One strategy to beat the downturn is to become more selective about taking on AIM mandates. Macfarlanes has enjoyed some success with this approach, taking third and fourth place in the AIM 100 and AIM 50 rankings respectively, despite having shown little interest in targeting the junior market.
Tufnell says AIM falls into the firm’s broader strategy of representing the biggest players in any sector. Macfarlanes helped financial services company Just Retirement launch on AIM in 2006. “When it was floated in November 2006,” says Tuffnell, “it had one of the largest market capitalisations on AIM. That would be our target market.”
The ;fact ;that ;a ;corporate heavyweight such as Macfarlanes is showing an interest in AIM is testament to how far the market has come since it was launched back in 1995.
The largest AIM companies are now on a par with those listed on FTSE, with similarly exacting standards on corporate governance, as ;the ;Just ;Retirement ;IPO demonstrated.
“That IPO was conducted on AIM, but it was almost as if it was going on the full list,” notes Tuffnell.
A selective approach to AIM looks the best approach as the crisis in the global markets takes hold.
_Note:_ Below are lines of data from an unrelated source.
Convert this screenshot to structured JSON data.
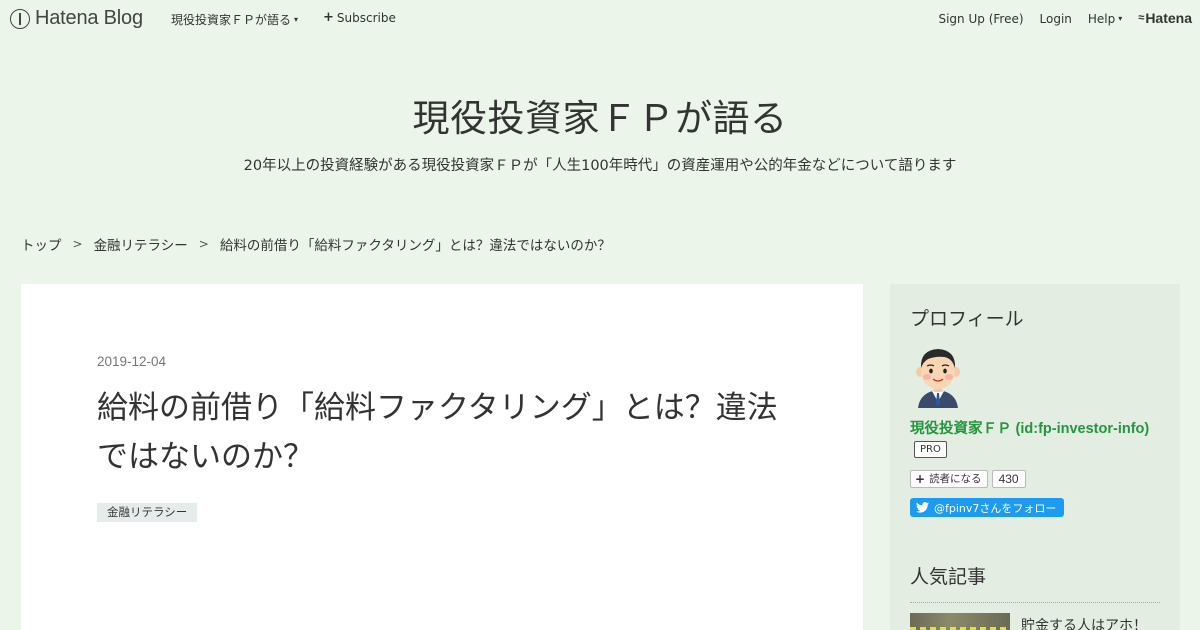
{
  "topbar": {
    "brand": "Hatena Blog",
    "blog_menu": "現役投資家ＦＰが語る",
    "subscribe": "Subscribe",
    "signup": "Sign Up (Free)",
    "login": "Login",
    "help": "Help",
    "hatena": "Hatena"
  },
  "blog": {
    "title": "現役投資家ＦＰが語る",
    "description": "20年以上の投資経験がある現役投資家ＦＰが「人生100年時代」の資産運用や公的年金などについて語ります"
  },
  "breadcrumb": {
    "items": [
      "トップ",
      "金融リテラシー",
      "給料の前借り「給料ファクタリング」とは？違法ではないのか？"
    ],
    "separator": ">"
  },
  "post": {
    "date": "2019-12-04",
    "title": "給料の前借り「給料ファクタリング」とは？違法ではないのか？",
    "category": "金融リテラシー"
  },
  "sidebar": {
    "profile_heading": "プロフィール",
    "profile_name": "現役投資家ＦＰ (id:fp-investor-info)",
    "pro_badge": "PRO",
    "reader_button": "読者になる",
    "reader_count": "430",
    "twitter_button": "@fpinv7さんをフォロー",
    "popular_heading": "人気記事",
    "popular_first_title": "貯金する人はアホ！"
  },
  "colors": {
    "background": "#ebf5ea",
    "profile_name": "#25953e",
    "twitter": "#1d9bf0"
  }
}
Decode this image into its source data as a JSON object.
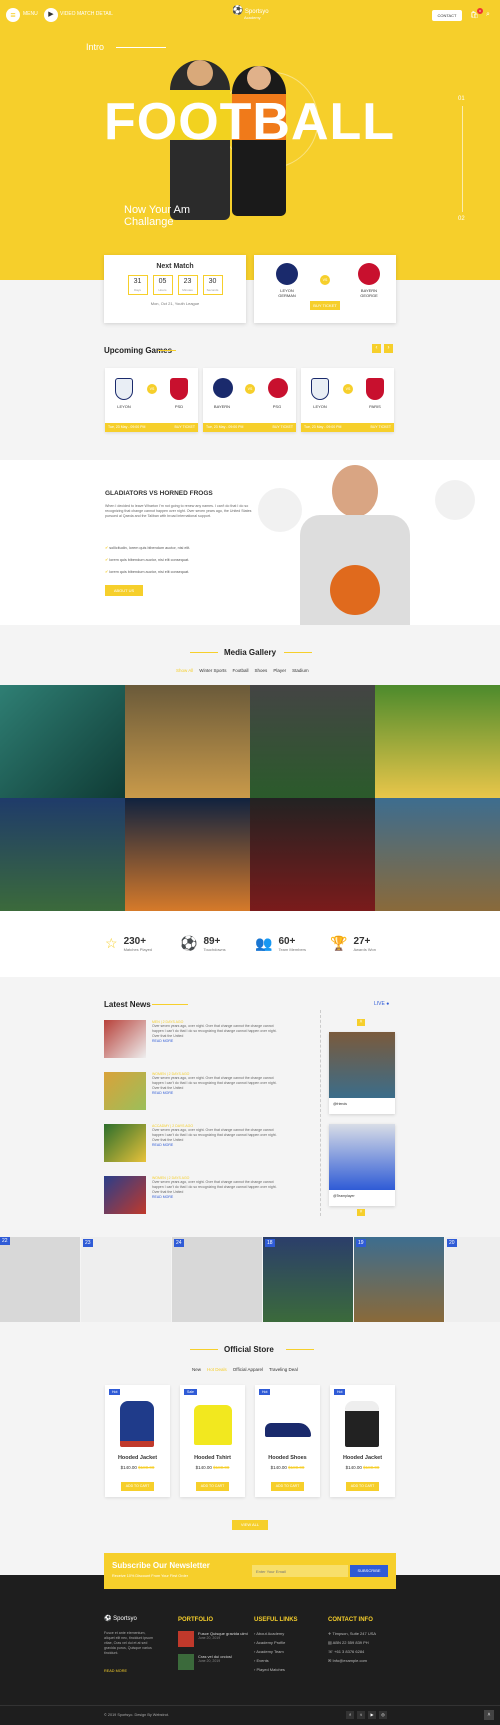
{
  "header": {
    "menu_label": "MENU",
    "video_label": "VIDEO MATCH DETAIL",
    "logo_title": "Sportsyo",
    "logo_sub": "Academy",
    "contact_label": "CONTACT",
    "cart_count": "0"
  },
  "hero": {
    "intro": "Intro",
    "title": "FOOTBALL",
    "tagline": "Now Your Am Challange",
    "slide_start": "01",
    "slide_end": "02"
  },
  "next_match": {
    "title": "Next Match",
    "countdown": [
      {
        "value": "31",
        "unit": "Days"
      },
      {
        "value": "05",
        "unit": "Hours"
      },
      {
        "value": "23",
        "unit": "Minutes"
      },
      {
        "value": "30",
        "unit": "Seconds"
      }
    ],
    "date_text": "Mon, Oct 21, Youth League"
  },
  "featured_match": {
    "team_a": "LEYON GERMAN",
    "team_b": "BAYERN GEORGE",
    "vs": "VS",
    "button": "BUY TICKET"
  },
  "upcoming": {
    "title": "Upcoming Games",
    "games": [
      {
        "team_a": "LEYON",
        "team_b": "PSD",
        "date": "Tue, 23 May - 09:00 PM",
        "button": "BUY TICKET"
      },
      {
        "team_a": "BAYERN",
        "team_b": "PSG",
        "date": "Tue, 23 May - 09:00 PM",
        "button": "BUY TICKET"
      },
      {
        "team_a": "LEYON",
        "team_b": "PARIS",
        "date": "Tue, 23 May - 09:00 PM",
        "button": "BUY TICKET"
      }
    ],
    "vs": "VS"
  },
  "about": {
    "title": "GLADIATORS VS HORNED FROGS",
    "paragraph": "When I decided to leave Wharton I'm not going to renew any names. I can't do that I do so recognizing that change cannot happen over night. Over seven years ago, the United States pursued al Qaeda and the Taliban with broad international support.",
    "bullets": [
      "sollicitudin, lorem quis bibendum auctor, nisi elit.",
      "lorem quis bibendum auctor, nisi elit consequat.",
      "lorem quis bibendum auctor, nisi elit consequat."
    ],
    "button": "ABOUT US"
  },
  "gallery": {
    "title": "Media Gallery",
    "filters": [
      "Show All",
      "Winter Sports",
      "Football",
      "Shoes",
      "Player",
      "Stadium"
    ]
  },
  "stats": [
    {
      "value": "230+",
      "label": "Matches Played"
    },
    {
      "value": "89+",
      "label": "Touchdowns"
    },
    {
      "value": "60+",
      "label": "Team Members"
    },
    {
      "value": "27+",
      "label": "Awards Won"
    }
  ],
  "news": {
    "title": "Latest News",
    "live_label": "LIVE",
    "items": [
      {
        "meta": "MEN | 2 DAYS AGO",
        "text": "Over seven years ago, over night. Over that change cannot the change cannot happen I can't do that I do so recognizing that change cannot happen over night. Over that the United",
        "read": "READ MORE"
      },
      {
        "meta": "WOMEN | 2 DAYS AGO",
        "text": "Over seven years ago, over night. Over that change cannot the change cannot happen I can't do that I do so recognizing that change cannot happen over night. Over that the United",
        "read": "READ MORE"
      },
      {
        "meta": "ACCADMY | 2 DAYS AGO",
        "text": "Over seven years ago, over night. Over that change cannot the change cannot happen I can't do that I do so recognizing that change cannot happen over night. Over that the United",
        "read": "READ MORE"
      },
      {
        "meta": "WOMEN | 2 DAYS AGO",
        "text": "Over seven years ago, over night. Over that change cannot the change cannot happen I can't do that I do so recognizing that change cannot happen over night. Over that the United",
        "read": "READ MORE"
      }
    ],
    "live_posts": [
      {
        "handle": "@friends"
      },
      {
        "handle": "@Teamplayer"
      }
    ]
  },
  "instagram": {
    "numbers": [
      "22",
      "23",
      "24",
      "18",
      "19",
      "20"
    ]
  },
  "store": {
    "title": "Official Store",
    "tabs": [
      "New",
      "Hot Deals",
      "Official Apparel",
      "Traveling Deal"
    ],
    "products": [
      {
        "badge": "Hot",
        "name": "Hooded Jacket",
        "price": "$140.00",
        "old_price": "$180.00",
        "button": "ADD TO CART"
      },
      {
        "badge": "Sale",
        "name": "Hooded Tshirt",
        "price": "$140.00",
        "old_price": "$180.00",
        "button": "ADD TO CART"
      },
      {
        "badge": "Hot",
        "name": "Hooded Shoes",
        "price": "$140.00",
        "old_price": "$180.00",
        "button": "ADD TO CART"
      },
      {
        "badge": "Hot",
        "name": "Hooded Jacket",
        "price": "$140.00",
        "old_price": "$180.00",
        "button": "ADD TO CART"
      }
    ],
    "view_all": "VIEW ALL"
  },
  "newsletter": {
    "title": "Subscribe Our Newsletter",
    "subtitle": "Receive 10% Discount From Your First Order",
    "placeholder": "Enter Your Email",
    "button": "SUBSCRIBE"
  },
  "footer": {
    "about_text": "Fusce et ante elementum, aliquet elit nec, tincidunt ipsum vitae, Cras vel dui et at sed gravida purus, Quisque varius tincidunt.",
    "read_more": "READ MORE",
    "portfolio_title": "PORTFOLIO",
    "portfolio_items": [
      {
        "title": "Fusce Quisque gravida ulmi",
        "date": "June 20, 2019"
      },
      {
        "title": "Cras vel dui orciosl",
        "date": "June 20, 2019"
      }
    ],
    "links_title": "USEFUL LINKS",
    "links": [
      "About Academy",
      "Academy Profile",
      "Academy Team",
      "Events",
      "Played Matches"
    ],
    "contact_title": "CONTACT INFO",
    "contact": [
      "Timpson, Suite 247 USA",
      "ABN 22 559 839 PH",
      "+61 3 8376 6284",
      "Info@example.com"
    ],
    "copyright": "© 2019 Sportsyo. Design By Webstrot."
  },
  "colors": {
    "accent": "#f6cf2b",
    "blue": "#2f5bd6",
    "dark": "#1e1e1e"
  }
}
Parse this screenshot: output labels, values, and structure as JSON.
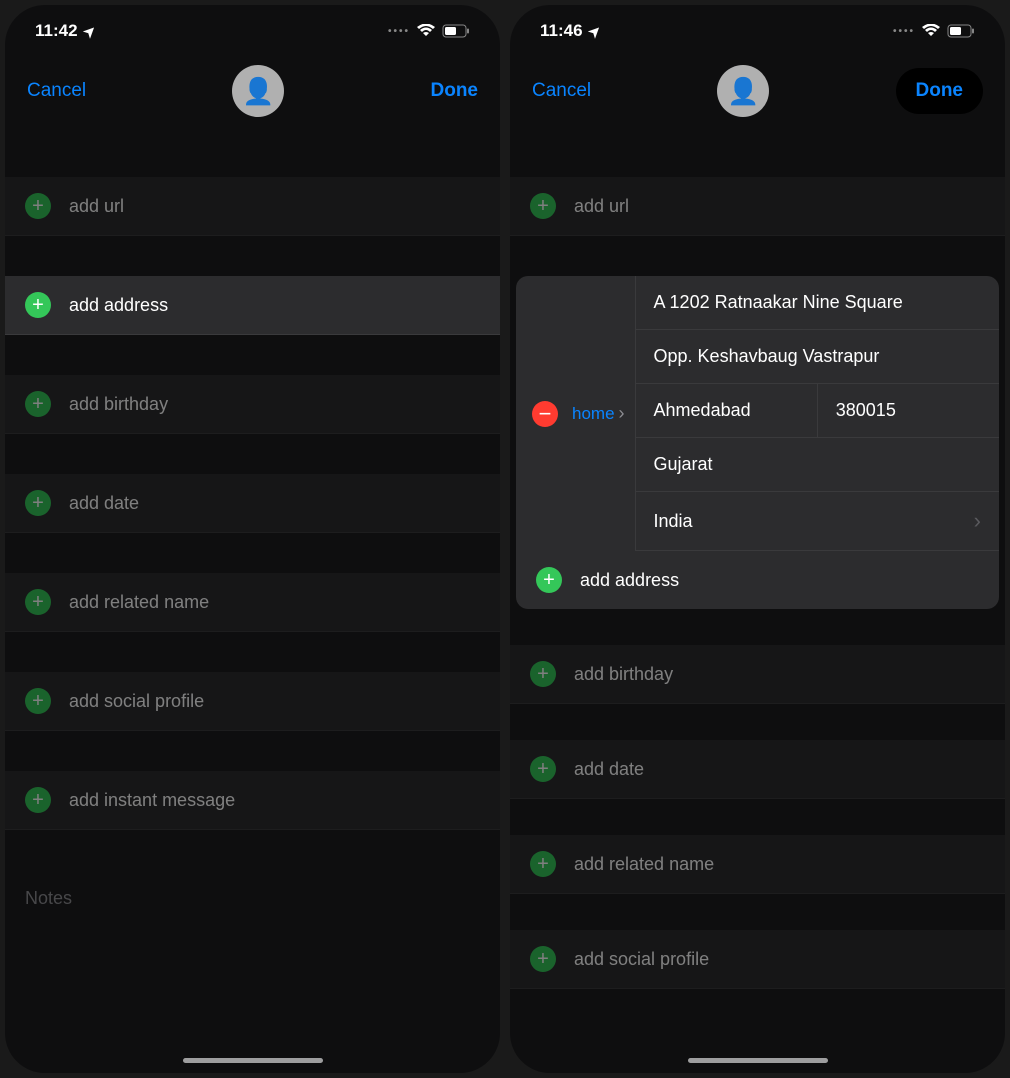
{
  "screen1": {
    "status": {
      "time": "11:42"
    },
    "nav": {
      "cancel": "Cancel",
      "done": "Done"
    },
    "rows": {
      "add_url": "add url",
      "add_address": "add address",
      "add_birthday": "add birthday",
      "add_date": "add date",
      "add_related": "add related name",
      "add_social": "add social profile",
      "add_im": "add instant message"
    },
    "notes_placeholder": "Notes"
  },
  "screen2": {
    "status": {
      "time": "11:46"
    },
    "nav": {
      "cancel": "Cancel",
      "done": "Done"
    },
    "rows": {
      "add_url": "add url",
      "add_address": "add address",
      "add_birthday": "add birthday",
      "add_date": "add date",
      "add_related": "add related name",
      "add_social": "add social profile"
    },
    "address": {
      "label": "home",
      "street1": "A 1202 Ratnaakar Nine Square",
      "street2": "Opp. Keshavbaug Vastrapur",
      "city": "Ahmedabad",
      "zip": "380015",
      "state": "Gujarat",
      "country": "India"
    }
  }
}
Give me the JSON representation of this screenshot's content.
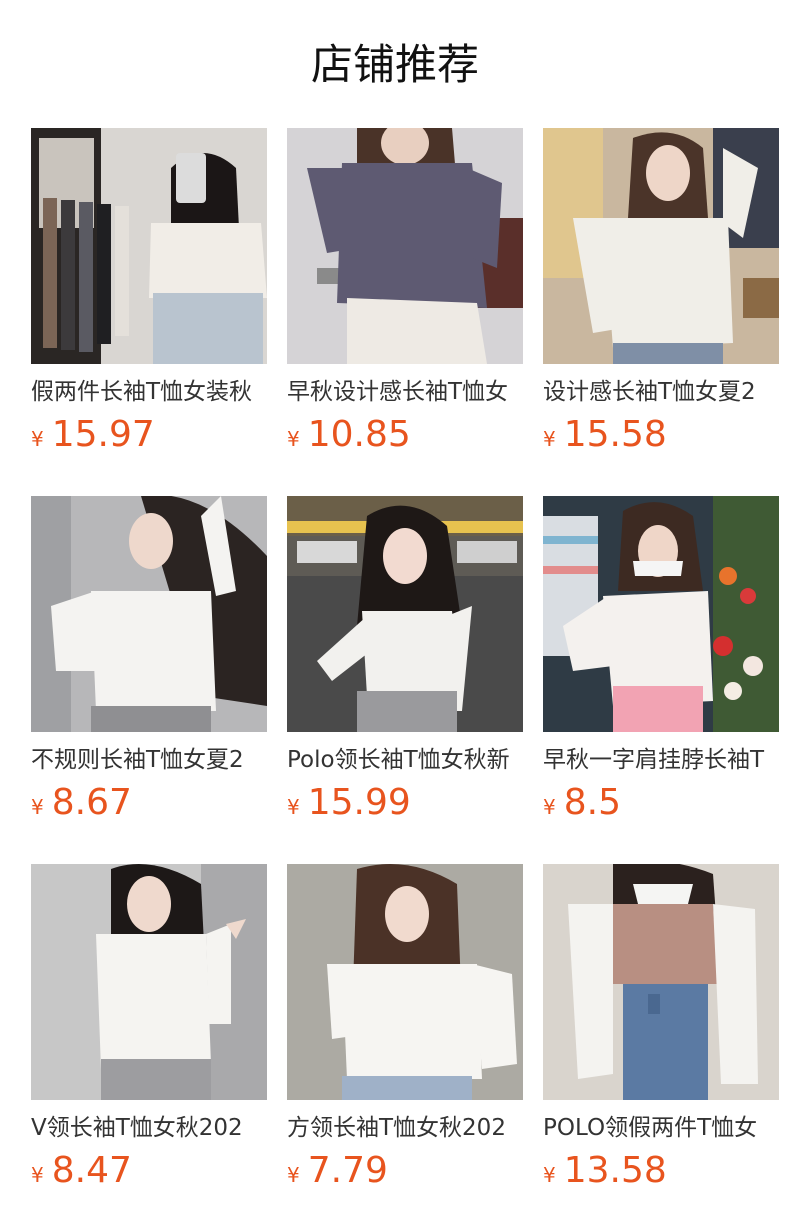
{
  "header": {
    "title": "店铺推荐"
  },
  "currency": "¥",
  "products": [
    {
      "name": "假两件长袖T恤女装秋",
      "price": "15.97"
    },
    {
      "name": "早秋设计感长袖T恤女",
      "price": "10.85"
    },
    {
      "name": "设计感长袖T恤女夏2",
      "price": "15.58"
    },
    {
      "name": "不规则长袖T恤女夏2",
      "price": "8.67"
    },
    {
      "name": "Polo领长袖T恤女秋新",
      "price": "15.99"
    },
    {
      "name": "早秋一字肩挂脖长袖T",
      "price": "8.5"
    },
    {
      "name": "V领长袖T恤女秋202",
      "price": "8.47"
    },
    {
      "name": "方领长袖T恤女秋202",
      "price": "7.79"
    },
    {
      "name": "POLO领假两件T恤女",
      "price": "13.58"
    }
  ]
}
There will undoubtedly be fewer IPOs, fewer acquisitions and fewer requests for shareholder capital in the next quarter.
But, as Rigby points out, for the right businesses in the right sector there is still money in the junior market.
“It’s hard to raise money for IPOs, but there is activity,” he insists. “Companies are raising money, but they’re good-quality companies backed by shareholders at sensible prices.” nIn February 2007 Canada’s Fasken Martineau merged with London-based Stringer Saul with the intention of targeting AIM clients.
top firms by Total AIM clientsRank Rank Firm No of clients No of clients first previous first previous quarter quarter quarter quarter top firms by AIM 100 clientsRank Rank Firm No of clients No of clients first previous first previous quarter quarter quarter quarter Top 10 firms by AIM market capitalisationRank Rank Firm Market cap Market cap first previous first quarter previous quarter quarter (£bn) quarter (£bn)
#cains: able on aim
The presence of offshore firm Cains at the top of the rankings for AIM 100 clients is testament to the increasingly global nature of the market.
Companies registering in the Isle of Man enjoy all the tax benefits associated with a zero-tax economy as well as close proximity to London.
Cains corporate director Richard Vanderplank says: “In the last few years AIM’s become increasingly important. Our goal is to ensure the Isle of Man’s position as the preferred offshore route into the London markets.”
The firm has benefited from the growing number of companies from BRIC (Brazil, Russia, India and China) economies seeking to list. It is set to open an office in Singapore in July, further bolstering links with India and China.
Major clients on its roster of six AIM 100 companies include Indian media group Eros International and United Arab Emirates-based Lamprell.
Foreign businesses often instruct Cains on the offshore aspects of IPOs alongside a larger firm for English company law.
“We see ourselves working in partnership with City firms and think it works very well,” says Vanderplank.
#Fasken and Stringer stake AIM claim
Stringer managing partner Norman Ziman said at the time that the deal with Fasken made it “well placed to reap the benefits of the continued stream of instructions in this area”.
It has done just that, achieving a creditable tenth on the list of firms by total AIM clients.
Fasken’s traditional strength is in mining, which has defied the economic downturn and remains the single largest sector of companies listed on AIM. Stringer has benefited from the international coverage of Fasken, with offices across Canada as well as in New York and Johannesburg.
The collaboration was rewarded shortly afterwards when Fasken Martineau Stringer Saul utilised its global reach to advise Pan African Resources on its dual listing on London’s AIM and Johannesburg’s AltX.
Last year the firm also boosted its AIM practice by hiring former Eversheds partner Nicholas Narraway from Kerman & Co. Narraway specialises in advising smaller quoted companies on flotations and associated transactions as well as on general M&A.